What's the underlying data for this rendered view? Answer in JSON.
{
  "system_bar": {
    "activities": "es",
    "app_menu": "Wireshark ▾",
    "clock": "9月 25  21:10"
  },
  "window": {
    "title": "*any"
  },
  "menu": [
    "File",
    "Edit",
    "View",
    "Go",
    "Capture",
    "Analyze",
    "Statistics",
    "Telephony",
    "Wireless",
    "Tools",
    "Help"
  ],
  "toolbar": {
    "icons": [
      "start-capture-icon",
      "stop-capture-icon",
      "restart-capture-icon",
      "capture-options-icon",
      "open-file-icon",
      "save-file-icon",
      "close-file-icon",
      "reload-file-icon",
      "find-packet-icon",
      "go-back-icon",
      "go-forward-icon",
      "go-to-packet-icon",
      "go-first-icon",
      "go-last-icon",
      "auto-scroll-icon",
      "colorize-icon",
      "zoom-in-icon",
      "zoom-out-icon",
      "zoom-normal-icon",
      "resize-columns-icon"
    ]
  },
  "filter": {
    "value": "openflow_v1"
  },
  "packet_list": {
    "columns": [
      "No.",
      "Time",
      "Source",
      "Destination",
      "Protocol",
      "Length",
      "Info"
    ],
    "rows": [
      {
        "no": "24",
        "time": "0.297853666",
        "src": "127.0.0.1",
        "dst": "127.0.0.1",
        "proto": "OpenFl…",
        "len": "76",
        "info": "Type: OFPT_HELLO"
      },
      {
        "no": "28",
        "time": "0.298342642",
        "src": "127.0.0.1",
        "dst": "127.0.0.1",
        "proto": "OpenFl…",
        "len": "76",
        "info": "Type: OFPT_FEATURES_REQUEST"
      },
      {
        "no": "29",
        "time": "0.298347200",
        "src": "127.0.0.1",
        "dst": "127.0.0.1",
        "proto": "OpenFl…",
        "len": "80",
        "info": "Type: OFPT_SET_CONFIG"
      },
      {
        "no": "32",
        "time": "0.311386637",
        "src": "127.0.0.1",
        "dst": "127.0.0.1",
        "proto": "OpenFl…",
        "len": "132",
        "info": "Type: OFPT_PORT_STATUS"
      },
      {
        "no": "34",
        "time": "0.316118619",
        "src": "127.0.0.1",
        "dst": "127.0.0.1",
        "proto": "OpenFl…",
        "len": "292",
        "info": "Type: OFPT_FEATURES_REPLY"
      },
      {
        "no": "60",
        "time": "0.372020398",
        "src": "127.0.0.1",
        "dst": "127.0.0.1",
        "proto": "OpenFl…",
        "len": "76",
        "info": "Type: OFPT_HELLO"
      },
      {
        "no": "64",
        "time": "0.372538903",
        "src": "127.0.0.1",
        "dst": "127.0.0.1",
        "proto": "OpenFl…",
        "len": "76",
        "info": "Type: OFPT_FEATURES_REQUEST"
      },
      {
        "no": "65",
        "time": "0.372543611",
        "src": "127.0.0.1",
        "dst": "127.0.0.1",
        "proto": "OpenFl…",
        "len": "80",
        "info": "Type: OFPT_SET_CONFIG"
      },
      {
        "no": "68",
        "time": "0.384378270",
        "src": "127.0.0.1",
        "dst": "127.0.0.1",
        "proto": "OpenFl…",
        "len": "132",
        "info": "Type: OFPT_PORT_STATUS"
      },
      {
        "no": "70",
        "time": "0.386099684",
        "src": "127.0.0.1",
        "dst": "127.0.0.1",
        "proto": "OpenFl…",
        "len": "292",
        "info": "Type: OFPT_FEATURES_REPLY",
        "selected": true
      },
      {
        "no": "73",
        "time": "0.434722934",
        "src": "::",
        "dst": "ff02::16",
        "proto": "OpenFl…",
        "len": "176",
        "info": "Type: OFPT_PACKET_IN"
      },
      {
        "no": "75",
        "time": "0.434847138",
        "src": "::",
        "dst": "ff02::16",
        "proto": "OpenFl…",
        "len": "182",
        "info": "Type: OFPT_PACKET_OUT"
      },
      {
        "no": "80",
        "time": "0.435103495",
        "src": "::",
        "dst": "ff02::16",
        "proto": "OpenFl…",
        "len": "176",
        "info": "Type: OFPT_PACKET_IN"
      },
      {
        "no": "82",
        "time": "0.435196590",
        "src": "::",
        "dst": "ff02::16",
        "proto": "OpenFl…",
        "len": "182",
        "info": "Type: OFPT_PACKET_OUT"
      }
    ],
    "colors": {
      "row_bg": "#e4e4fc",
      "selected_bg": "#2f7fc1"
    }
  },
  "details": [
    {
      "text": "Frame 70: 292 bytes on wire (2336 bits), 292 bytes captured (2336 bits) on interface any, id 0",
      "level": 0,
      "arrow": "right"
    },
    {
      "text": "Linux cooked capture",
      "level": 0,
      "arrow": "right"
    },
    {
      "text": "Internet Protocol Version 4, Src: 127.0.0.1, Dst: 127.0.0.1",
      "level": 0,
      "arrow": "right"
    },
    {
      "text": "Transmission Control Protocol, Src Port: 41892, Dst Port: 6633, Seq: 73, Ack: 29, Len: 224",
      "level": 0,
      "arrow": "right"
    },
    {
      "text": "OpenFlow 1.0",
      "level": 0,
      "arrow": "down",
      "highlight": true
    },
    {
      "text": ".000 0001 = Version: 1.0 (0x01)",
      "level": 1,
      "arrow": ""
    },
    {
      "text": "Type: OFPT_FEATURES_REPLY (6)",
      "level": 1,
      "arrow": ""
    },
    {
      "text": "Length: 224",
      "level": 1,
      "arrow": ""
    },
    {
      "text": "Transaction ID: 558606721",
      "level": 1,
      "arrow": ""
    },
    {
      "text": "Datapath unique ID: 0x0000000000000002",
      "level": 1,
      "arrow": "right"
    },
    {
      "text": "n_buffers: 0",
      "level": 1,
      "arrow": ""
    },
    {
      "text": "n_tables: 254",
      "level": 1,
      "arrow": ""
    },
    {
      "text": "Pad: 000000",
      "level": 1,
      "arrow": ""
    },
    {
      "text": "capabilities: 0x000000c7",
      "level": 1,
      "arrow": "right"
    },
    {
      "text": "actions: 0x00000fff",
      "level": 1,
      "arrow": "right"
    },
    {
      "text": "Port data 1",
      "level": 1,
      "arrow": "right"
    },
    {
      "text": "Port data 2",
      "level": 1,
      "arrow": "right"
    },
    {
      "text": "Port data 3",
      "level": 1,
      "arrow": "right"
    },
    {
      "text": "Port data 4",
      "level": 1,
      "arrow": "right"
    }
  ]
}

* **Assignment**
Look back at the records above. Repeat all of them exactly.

* **Reply**
What's the underlying data for this rendered view? Answer in JSON.
{
  "system_bar": {
    "activities": "es",
    "app_menu": "Wireshark ▾",
    "clock": "9月 25  21:10"
  },
  "window": {
    "title": "*any"
  },
  "menu": [
    "File",
    "Edit",
    "View",
    "Go",
    "Capture",
    "Analyze",
    "Statistics",
    "Telephony",
    "Wireless",
    "Tools",
    "Help"
  ],
  "toolbar": {
    "icons": [
      "start-capture-icon",
      "stop-capture-icon",
      "restart-capture-icon",
      "capture-options-icon",
      "open-file-icon",
      "save-file-icon",
      "close-file-icon",
      "reload-file-icon",
      "find-packet-icon",
      "go-back-icon",
      "go-forward-icon",
      "go-to-packet-icon",
      "go-first-icon",
      "go-last-icon",
      "auto-scroll-icon",
      "colorize-icon",
      "zoom-in-icon",
      "zoom-out-icon",
      "zoom-normal-icon",
      "resize-columns-icon"
    ]
  },
  "filter": {
    "value": "openflow_v1"
  },
  "packet_list": {
    "columns": [
      "No.",
      "Time",
      "Source",
      "Destination",
      "Protocol",
      "Length",
      "Info"
    ],
    "rows": [
      {
        "no": "24",
        "time": "0.297853666",
        "src": "127.0.0.1",
        "dst": "127.0.0.1",
        "proto": "OpenFl…",
        "len": "76",
        "info": "Type: OFPT_HELLO"
      },
      {
        "no": "28",
        "time": "0.298342642",
        "src": "127.0.0.1",
        "dst": "127.0.0.1",
        "proto": "OpenFl…",
        "len": "76",
        "info": "Type: OFPT_FEATURES_REQUEST"
      },
      {
        "no": "29",
        "time": "0.298347200",
        "src": "127.0.0.1",
        "dst": "127.0.0.1",
        "proto": "OpenFl…",
        "len": "80",
        "info": "Type: OFPT_SET_CONFIG"
      },
      {
        "no": "32",
        "time": "0.311386637",
        "src": "127.0.0.1",
        "dst": "127.0.0.1",
        "proto": "OpenFl…",
        "len": "132",
        "info": "Type: OFPT_PORT_STATUS"
      },
      {
        "no": "34",
        "time": "0.316118619",
        "src": "127.0.0.1",
        "dst": "127.0.0.1",
        "proto": "OpenFl…",
        "len": "292",
        "info": "Type: OFPT_FEATURES_REPLY"
      },
      {
        "no": "60",
        "time": "0.372020398",
        "src": "127.0.0.1",
        "dst": "127.0.0.1",
        "proto": "OpenFl…",
        "len": "76",
        "info": "Type: OFPT_HELLO"
      },
      {
        "no": "64",
        "time": "0.372538903",
        "src": "127.0.0.1",
        "dst": "127.0.0.1",
        "proto": "OpenFl…",
        "len": "76",
        "info": "Type: OFPT_FEATURES_REQUEST"
      },
      {
        "no": "65",
        "time": "0.372543611",
        "src": "127.0.0.1",
        "dst": "127.0.0.1",
        "proto": "OpenFl…",
        "len": "80",
        "info": "Type: OFPT_SET_CONFIG"
      },
      {
        "no": "68",
        "time": "0.384378270",
        "src": "127.0.0.1",
        "dst": "127.0.0.1",
        "proto": "OpenFl…",
        "len": "132",
        "info": "Type: OFPT_PORT_STATUS"
      },
      {
        "no": "70",
        "time": "0.386099684",
        "src": "127.0.0.1",
        "dst": "127.0.0.1",
        "proto": "OpenFl…",
        "len": "292",
        "info": "Type: OFPT_FEATURES_REPLY",
        "selected": true
      },
      {
        "no": "73",
        "time": "0.434722934",
        "src": "::",
        "dst": "ff02::16",
        "proto": "OpenFl…",
        "len": "176",
        "info": "Type: OFPT_PACKET_IN"
      },
      {
        "no": "75",
        "time": "0.434847138",
        "src": "::",
        "dst": "ff02::16",
        "proto": "OpenFl…",
        "len": "182",
        "info": "Type: OFPT_PACKET_OUT"
      },
      {
        "no": "80",
        "time": "0.435103495",
        "src": "::",
        "dst": "ff02::16",
        "proto": "OpenFl…",
        "len": "176",
        "info": "Type: OFPT_PACKET_IN"
      },
      {
        "no": "82",
        "time": "0.435196590",
        "src": "::",
        "dst": "ff02::16",
        "proto": "OpenFl…",
        "len": "182",
        "info": "Type: OFPT_PACKET_OUT"
      }
    ],
    "colors": {
      "row_bg": "#e4e4fc",
      "selected_bg": "#2f7fc1"
    }
  },
  "details": [
    {
      "text": "Frame 70: 292 bytes on wire (2336 bits), 292 bytes captured (2336 bits) on interface any, id 0",
      "level": 0,
      "arrow": "right"
    },
    {
      "text": "Linux cooked capture",
      "level": 0,
      "arrow": "right"
    },
    {
      "text": "Internet Protocol Version 4, Src: 127.0.0.1, Dst: 127.0.0.1",
      "level": 0,
      "arrow": "right"
    },
    {
      "text": "Transmission Control Protocol, Src Port: 41892, Dst Port: 6633, Seq: 73, Ack: 29, Len: 224",
      "level": 0,
      "arrow": "right"
    },
    {
      "text": "OpenFlow 1.0",
      "level": 0,
      "arrow": "down",
      "highlight": true
    },
    {
      "text": ".000 0001 = Version: 1.0 (0x01)",
      "level": 1,
      "arrow": ""
    },
    {
      "text": "Type: OFPT_FEATURES_REPLY (6)",
      "level": 1,
      "arrow": ""
    },
    {
      "text": "Length: 224",
      "level": 1,
      "arrow": ""
    },
    {
      "text": "Transaction ID: 558606721",
      "level": 1,
      "arrow": ""
    },
    {
      "text": "Datapath unique ID: 0x0000000000000002",
      "level": 1,
      "arrow": "right"
    },
    {
      "text": "n_buffers: 0",
      "level": 1,
      "arrow": ""
    },
    {
      "text": "n_tables: 254",
      "level": 1,
      "arrow": ""
    },
    {
      "text": "Pad: 000000",
      "level": 1,
      "arrow": ""
    },
    {
      "text": "capabilities: 0x000000c7",
      "level": 1,
      "arrow": "right"
    },
    {
      "text": "actions: 0x00000fff",
      "level": 1,
      "arrow": "right"
    },
    {
      "text": "Port data 1",
      "level": 1,
      "arrow": "right"
    },
    {
      "text": "Port data 2",
      "level": 1,
      "arrow": "right"
    },
    {
      "text": "Port data 3",
      "level": 1,
      "arrow": "right"
    },
    {
      "text": "Port data 4",
      "level": 1,
      "arrow": "right"
    }
  ]
}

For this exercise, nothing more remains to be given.